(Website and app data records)
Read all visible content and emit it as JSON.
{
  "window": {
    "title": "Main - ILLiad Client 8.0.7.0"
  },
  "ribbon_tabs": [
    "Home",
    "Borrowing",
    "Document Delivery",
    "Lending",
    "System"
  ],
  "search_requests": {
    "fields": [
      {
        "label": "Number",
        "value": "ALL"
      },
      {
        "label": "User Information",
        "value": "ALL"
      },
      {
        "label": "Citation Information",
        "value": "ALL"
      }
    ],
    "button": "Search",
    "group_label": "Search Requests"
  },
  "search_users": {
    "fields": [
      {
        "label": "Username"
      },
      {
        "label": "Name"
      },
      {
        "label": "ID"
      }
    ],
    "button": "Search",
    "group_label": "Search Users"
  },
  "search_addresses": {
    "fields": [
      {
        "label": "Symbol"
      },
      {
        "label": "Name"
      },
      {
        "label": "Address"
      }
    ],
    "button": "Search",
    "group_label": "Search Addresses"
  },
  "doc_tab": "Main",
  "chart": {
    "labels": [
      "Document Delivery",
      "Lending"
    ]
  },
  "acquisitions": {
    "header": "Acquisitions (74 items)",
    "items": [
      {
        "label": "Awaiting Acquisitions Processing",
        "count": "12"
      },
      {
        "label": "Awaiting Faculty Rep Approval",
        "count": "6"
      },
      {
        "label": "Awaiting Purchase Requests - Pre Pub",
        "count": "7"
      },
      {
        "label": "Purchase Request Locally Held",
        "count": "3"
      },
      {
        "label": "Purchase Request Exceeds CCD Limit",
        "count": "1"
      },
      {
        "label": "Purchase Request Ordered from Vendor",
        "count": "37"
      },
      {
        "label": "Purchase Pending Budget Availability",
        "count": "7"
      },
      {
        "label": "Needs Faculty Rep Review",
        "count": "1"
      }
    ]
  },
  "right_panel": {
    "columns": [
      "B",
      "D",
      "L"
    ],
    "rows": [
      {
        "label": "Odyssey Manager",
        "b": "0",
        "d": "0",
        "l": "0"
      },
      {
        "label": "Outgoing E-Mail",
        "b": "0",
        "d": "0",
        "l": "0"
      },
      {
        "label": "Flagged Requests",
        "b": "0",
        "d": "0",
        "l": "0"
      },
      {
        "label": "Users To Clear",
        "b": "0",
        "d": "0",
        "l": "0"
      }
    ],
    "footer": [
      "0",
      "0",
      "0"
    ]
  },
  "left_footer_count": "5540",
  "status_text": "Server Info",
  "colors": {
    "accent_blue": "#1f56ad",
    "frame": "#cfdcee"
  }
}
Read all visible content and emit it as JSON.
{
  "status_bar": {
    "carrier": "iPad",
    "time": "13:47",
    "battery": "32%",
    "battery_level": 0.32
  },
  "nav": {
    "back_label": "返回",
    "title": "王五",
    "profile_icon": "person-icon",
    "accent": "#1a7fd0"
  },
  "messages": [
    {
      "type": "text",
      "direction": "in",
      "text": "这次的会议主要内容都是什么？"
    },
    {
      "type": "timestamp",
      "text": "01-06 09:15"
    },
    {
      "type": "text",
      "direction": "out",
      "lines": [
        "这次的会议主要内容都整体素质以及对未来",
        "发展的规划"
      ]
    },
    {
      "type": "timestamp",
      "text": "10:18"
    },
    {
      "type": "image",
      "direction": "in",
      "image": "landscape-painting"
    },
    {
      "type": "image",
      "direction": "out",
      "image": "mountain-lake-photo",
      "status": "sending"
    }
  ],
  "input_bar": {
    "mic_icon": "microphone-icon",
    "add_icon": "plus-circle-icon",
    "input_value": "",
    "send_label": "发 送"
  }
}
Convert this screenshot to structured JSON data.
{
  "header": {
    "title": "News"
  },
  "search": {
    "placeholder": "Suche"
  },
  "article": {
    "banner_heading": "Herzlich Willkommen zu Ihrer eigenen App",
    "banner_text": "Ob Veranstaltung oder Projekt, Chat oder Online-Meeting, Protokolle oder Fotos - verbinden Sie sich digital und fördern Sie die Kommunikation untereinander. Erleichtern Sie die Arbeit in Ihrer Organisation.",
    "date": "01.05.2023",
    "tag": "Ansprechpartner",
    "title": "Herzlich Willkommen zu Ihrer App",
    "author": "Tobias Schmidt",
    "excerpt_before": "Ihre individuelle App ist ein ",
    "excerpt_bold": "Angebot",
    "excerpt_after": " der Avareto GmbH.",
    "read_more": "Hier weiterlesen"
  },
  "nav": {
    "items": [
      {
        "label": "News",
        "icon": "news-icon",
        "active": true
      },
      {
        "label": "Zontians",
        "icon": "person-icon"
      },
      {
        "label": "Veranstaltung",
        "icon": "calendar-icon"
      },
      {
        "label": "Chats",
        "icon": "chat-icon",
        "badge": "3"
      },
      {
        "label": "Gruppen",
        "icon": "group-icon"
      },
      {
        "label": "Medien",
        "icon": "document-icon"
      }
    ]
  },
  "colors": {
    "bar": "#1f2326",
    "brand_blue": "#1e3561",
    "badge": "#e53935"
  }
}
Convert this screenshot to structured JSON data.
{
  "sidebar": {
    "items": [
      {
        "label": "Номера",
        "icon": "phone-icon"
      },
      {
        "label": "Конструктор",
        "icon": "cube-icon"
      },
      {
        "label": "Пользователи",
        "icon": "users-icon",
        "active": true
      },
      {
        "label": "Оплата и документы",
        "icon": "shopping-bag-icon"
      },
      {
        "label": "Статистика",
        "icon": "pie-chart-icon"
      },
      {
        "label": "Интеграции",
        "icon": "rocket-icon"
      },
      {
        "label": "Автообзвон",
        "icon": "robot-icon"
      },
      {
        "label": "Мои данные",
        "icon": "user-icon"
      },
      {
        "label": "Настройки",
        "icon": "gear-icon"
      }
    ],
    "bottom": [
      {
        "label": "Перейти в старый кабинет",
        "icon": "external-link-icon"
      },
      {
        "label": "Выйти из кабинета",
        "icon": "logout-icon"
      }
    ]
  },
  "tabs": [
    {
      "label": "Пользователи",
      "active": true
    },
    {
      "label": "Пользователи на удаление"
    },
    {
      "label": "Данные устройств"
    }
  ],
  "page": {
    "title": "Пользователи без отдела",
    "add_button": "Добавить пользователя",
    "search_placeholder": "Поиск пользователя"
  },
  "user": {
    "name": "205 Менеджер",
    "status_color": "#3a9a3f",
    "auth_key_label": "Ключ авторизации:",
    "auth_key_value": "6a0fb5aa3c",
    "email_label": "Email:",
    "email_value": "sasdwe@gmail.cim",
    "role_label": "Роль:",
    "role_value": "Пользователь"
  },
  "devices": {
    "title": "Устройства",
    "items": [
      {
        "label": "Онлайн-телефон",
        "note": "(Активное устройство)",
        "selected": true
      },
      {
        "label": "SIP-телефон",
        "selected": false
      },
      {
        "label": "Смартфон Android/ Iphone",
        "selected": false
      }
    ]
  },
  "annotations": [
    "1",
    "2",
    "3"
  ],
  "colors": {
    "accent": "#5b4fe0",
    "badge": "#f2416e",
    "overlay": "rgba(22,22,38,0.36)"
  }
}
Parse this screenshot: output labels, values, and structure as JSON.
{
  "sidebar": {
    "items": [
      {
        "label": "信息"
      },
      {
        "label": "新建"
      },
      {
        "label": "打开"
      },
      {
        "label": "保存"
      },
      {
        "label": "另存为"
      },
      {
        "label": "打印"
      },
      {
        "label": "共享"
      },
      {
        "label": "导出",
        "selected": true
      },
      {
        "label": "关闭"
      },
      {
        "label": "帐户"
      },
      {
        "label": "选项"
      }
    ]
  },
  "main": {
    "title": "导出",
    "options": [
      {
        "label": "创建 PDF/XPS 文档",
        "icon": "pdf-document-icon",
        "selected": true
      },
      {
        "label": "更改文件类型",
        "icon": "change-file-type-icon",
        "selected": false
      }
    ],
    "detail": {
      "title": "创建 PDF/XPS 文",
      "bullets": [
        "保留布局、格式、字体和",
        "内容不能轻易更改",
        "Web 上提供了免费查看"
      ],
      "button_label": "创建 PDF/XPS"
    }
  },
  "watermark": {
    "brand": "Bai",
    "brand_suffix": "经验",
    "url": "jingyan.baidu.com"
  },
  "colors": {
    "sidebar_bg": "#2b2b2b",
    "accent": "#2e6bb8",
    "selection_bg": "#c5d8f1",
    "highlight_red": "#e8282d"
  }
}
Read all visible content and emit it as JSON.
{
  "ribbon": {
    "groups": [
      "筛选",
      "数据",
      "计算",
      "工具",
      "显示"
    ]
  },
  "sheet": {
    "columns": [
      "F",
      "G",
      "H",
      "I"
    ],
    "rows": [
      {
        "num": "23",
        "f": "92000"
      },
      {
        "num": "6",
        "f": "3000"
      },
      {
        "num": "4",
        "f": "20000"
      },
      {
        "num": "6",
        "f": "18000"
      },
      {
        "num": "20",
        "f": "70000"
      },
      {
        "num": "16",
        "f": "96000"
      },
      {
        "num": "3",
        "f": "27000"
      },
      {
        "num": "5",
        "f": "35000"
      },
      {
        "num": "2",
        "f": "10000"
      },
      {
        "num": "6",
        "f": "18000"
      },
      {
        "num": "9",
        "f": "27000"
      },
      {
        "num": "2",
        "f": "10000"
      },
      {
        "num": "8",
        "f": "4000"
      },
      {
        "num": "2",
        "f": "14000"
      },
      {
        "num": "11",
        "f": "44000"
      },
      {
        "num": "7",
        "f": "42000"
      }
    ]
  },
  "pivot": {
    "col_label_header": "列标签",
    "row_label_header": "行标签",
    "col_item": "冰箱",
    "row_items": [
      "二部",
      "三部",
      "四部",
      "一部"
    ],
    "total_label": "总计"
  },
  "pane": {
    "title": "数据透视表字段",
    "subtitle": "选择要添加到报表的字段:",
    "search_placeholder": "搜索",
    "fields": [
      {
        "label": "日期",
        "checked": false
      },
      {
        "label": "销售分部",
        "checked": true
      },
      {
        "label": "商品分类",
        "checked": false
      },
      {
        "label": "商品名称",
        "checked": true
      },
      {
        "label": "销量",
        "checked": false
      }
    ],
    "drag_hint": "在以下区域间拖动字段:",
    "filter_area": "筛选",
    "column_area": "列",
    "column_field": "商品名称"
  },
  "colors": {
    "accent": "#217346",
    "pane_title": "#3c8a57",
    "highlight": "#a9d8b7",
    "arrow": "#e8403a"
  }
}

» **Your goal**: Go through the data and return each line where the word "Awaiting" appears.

» **Answer to this problem**:
        "label": "Awaiting Acquisitions Processing",
        "label": "Awaiting Faculty Rep Approval",
        "label": "Awaiting Purchase Requests - Pre Pub",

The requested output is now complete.